Archived News

North shore to Nowhere: Controversy countdown or just another chapter?

Opinions on whether to build a 34-mile road through the Great Smoky Mountains National Park seem to be falling into three camps: those who want the road; those who don’t want the road on environmental grounds; and those who think a cash settlement in lieu of the road sounds like a better deal.

Nearly 200 people came to a public hearing in Bryson City last week, and 40 aired their opinions. Some called for the road to be built. Some expressed concerns that the road would ruin the national park and destroy the local environment. Still others were opposed to the road but not necessarily on environmental grounds — it would be better, they said, to get the money the federal government would use to build the road.

The National Park Service is nearing the end of a four-year, $5 million analysis weighing the pros and cons of building the North Shore Road. The public hearing was designed to gather comments on a rough draft of the analysis. The final analysis is due out next year along with the Park Service’s long-anticipated opinion on whether to build the road.

Observers on all sides of the issue have postulated that the Park’s decision will be based on politics rather than the findings in the analysis. U.S. Rep. Charles Taylor, R-Brevard, is an adamant supporter of the road and incidentally controls the Park Service’s budget as chairman of the Department of Interior’s appropriations subcommittee.

Taylor secured $16 million to start building the road four years ago, but law required the Park Service to conduct the analysis first. Only time will tell whether this is truly a final countdown to the end of the 60-year controversy or just another chapter in an unresolved saga.

The deadline for public comment is March 20. To comment, call the park at 865.436.1207 or go to, where the Park’s analysis can be downloaded.

Leave a comment

Smokey Mountain News Logo
Go to top
Payment Information


At our inception 20 years ago, we chose to be different. Unlike other news organizations, we made the decision to provide in-depth, regional reporting free to anyone who wanted access to it. We don’t plan to change that model. Support from our readers will help us maintain and strengthen the editorial independence that is crucial to our mission to help make Western North Carolina a better place to call home. If you are able, please support The Smoky Mountain News.

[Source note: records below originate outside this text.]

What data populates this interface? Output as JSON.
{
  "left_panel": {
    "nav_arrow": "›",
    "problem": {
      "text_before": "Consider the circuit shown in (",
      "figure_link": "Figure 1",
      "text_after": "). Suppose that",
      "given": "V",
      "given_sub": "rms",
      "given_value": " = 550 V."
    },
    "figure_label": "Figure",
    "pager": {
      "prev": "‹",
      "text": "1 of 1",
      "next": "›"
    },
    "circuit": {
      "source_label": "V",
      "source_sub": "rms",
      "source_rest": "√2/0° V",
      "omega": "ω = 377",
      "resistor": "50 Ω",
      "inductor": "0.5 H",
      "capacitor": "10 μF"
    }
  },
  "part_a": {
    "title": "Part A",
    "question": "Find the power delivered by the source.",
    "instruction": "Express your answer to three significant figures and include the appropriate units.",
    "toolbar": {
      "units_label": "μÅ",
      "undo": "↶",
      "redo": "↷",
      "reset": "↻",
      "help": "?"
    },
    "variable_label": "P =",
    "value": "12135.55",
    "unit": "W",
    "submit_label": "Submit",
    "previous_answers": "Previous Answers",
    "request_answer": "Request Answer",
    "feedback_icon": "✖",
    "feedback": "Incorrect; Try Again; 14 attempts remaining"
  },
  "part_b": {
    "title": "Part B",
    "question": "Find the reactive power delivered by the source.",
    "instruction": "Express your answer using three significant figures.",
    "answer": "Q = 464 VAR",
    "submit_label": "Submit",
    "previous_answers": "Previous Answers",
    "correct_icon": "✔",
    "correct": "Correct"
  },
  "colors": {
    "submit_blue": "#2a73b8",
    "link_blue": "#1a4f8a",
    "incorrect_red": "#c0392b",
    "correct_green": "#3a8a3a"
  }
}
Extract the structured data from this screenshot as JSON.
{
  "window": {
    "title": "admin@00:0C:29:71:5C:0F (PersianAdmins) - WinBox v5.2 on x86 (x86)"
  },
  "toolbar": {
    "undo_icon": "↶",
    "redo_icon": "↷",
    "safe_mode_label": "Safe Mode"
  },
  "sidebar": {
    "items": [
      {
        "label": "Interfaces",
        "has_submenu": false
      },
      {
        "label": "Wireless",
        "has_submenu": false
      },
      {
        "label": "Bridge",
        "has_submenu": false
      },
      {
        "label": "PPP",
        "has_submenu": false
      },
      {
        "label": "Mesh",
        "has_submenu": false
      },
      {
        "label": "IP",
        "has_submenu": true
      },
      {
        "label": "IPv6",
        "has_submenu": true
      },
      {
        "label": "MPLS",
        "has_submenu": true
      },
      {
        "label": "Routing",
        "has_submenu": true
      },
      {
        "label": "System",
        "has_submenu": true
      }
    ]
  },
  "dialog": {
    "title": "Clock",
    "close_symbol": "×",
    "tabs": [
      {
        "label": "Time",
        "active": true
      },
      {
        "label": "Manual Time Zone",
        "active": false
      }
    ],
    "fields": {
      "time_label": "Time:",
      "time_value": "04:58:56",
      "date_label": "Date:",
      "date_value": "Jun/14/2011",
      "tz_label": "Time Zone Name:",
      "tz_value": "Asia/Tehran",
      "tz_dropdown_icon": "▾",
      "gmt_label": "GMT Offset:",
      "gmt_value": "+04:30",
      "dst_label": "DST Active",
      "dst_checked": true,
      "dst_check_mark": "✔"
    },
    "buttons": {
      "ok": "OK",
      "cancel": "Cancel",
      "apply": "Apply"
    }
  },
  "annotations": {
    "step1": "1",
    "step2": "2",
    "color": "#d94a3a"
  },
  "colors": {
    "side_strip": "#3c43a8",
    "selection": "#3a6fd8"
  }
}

The Smoky Mountain News is a wholly private corporation. Reader contributions support the journalistic mission of SMN to remain independent. Your support of SMN does not constitute a charitable donation. If you have a question about contributing to SMN, please contact us.